Brief Program Summary: A healthy Indiana needs healthy communities. And it needs health
care professionals located in all areas of the state from the inner cities to the rural neighborhoods
prepared to help educate citizens about health problems and issues and to provide quality service.
Area Health Education Centers (AHECs) play an important role in providing communities with
health care professionals prepared to meet their needs. Today, 54 AHEC programs with more
than 200 centers operate in almost every state and the District of Columbia. An AHEC is a network
of regional centers that are coordinated through a central program office. Each regional center is
locally grown and is designed to assess and meet the needs of citizens in that specific region.
AHECs perform four basic functions:
• Assist in the ambulatory training of health professionals. Health professionals who train in
underserved communities are much more likely to serve those populations when their training is
• Provide continuing education, especially for providers to the underserved. Continuing

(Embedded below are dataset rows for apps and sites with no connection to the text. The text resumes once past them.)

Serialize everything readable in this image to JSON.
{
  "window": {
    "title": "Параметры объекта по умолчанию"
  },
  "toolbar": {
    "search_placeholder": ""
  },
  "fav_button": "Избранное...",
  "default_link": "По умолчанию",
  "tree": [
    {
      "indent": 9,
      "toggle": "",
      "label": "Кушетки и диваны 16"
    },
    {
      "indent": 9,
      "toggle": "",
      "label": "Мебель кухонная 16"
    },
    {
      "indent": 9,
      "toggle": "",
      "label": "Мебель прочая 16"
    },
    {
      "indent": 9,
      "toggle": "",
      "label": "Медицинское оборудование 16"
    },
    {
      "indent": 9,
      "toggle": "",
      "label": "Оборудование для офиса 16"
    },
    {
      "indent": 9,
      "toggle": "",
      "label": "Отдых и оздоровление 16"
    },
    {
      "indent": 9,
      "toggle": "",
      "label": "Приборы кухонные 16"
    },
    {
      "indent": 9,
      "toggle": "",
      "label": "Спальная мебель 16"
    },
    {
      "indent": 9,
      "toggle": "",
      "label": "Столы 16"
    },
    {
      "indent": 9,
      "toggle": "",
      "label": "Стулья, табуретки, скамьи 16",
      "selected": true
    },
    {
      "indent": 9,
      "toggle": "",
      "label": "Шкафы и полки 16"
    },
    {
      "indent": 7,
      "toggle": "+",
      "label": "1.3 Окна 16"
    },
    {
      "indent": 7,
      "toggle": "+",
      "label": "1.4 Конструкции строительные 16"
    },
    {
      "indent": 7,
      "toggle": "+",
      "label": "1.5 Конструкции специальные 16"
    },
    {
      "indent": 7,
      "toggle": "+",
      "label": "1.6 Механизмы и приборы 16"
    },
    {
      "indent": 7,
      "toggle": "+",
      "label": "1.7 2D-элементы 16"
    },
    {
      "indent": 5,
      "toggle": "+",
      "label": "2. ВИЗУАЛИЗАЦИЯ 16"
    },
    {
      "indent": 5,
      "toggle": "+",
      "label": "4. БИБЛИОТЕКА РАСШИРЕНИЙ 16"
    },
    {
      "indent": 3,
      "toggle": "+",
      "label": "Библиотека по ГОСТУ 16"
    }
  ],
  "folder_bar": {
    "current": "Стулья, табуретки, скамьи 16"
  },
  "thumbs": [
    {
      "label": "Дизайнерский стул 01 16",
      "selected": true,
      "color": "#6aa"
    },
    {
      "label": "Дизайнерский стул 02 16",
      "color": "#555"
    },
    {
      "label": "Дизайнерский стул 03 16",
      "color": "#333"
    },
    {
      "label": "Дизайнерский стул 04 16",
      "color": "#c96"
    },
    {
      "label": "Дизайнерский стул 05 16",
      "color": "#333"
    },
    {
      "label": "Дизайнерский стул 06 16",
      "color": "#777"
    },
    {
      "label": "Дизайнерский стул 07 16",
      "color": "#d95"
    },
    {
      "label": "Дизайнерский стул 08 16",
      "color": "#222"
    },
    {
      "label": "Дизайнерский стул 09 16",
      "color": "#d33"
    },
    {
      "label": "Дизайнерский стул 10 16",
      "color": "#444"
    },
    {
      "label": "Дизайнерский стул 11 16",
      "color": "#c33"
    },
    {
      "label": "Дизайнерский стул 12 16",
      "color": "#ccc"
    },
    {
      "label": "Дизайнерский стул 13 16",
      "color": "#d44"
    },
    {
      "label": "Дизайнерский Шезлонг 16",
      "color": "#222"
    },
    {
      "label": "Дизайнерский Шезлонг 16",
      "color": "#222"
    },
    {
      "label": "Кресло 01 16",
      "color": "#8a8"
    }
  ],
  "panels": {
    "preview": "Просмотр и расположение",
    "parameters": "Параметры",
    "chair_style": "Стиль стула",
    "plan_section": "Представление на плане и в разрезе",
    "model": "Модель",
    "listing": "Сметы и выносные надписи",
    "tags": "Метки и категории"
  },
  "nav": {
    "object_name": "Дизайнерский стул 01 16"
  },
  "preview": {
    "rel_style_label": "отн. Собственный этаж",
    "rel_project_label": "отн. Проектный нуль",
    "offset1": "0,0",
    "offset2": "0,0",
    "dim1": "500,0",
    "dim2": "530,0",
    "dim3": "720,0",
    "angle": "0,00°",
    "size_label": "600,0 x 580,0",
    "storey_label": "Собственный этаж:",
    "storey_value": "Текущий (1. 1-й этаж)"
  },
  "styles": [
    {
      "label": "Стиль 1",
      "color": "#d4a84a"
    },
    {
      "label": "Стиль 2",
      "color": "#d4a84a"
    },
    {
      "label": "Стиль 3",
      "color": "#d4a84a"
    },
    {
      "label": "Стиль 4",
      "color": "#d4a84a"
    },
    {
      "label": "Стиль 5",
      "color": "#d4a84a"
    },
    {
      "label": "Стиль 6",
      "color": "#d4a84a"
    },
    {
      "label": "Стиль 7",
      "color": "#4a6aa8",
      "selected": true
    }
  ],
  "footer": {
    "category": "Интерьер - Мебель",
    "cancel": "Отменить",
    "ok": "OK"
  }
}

education programs improve the quality of care and enhance professional satisfaction, both of
which contribute to provider retention.
• Recruit minority students into the health professions careers. Minority health professionals
are substantially more likely to serve vulnerable populations then their majority counterparts.
• Respond to emerging health issues by distributing information necessary for practitioners
and facilities to address critical health issues and threats in a timely way.
In accomplishing these goals, the AHEC can improve the quality of health care, especially primary
and preventative care.
Success Metrics: IUPUI has a robust evaluation foundation to measure the impact of of the IN-
AHEC program. For example, National Student Clearing House data is used to monitor whether
AHEC Pipeline Students have matriculated into College/University and are potentially pursing a
health profession degree. Third Year medical students completing Family Medicine rotations are
placed in rural and/or medically underserved areas to peak interest in practicing in primary care
and serving in a rural area or MUC. Additionally, every two-years, IUPUI submits a match with
the professional licensure database to see where IN-AHEC graduates are practicing and if they
are serving in one oft the program’s target areas: primary care, medically underserved
communities, and/or rural area in the state of Indiana. To date, the IN-AHEC Network has located
6,563 former AHEC students now working as licensed health professionals in Indiana. Of those,
31% are working in a health professional shortage area.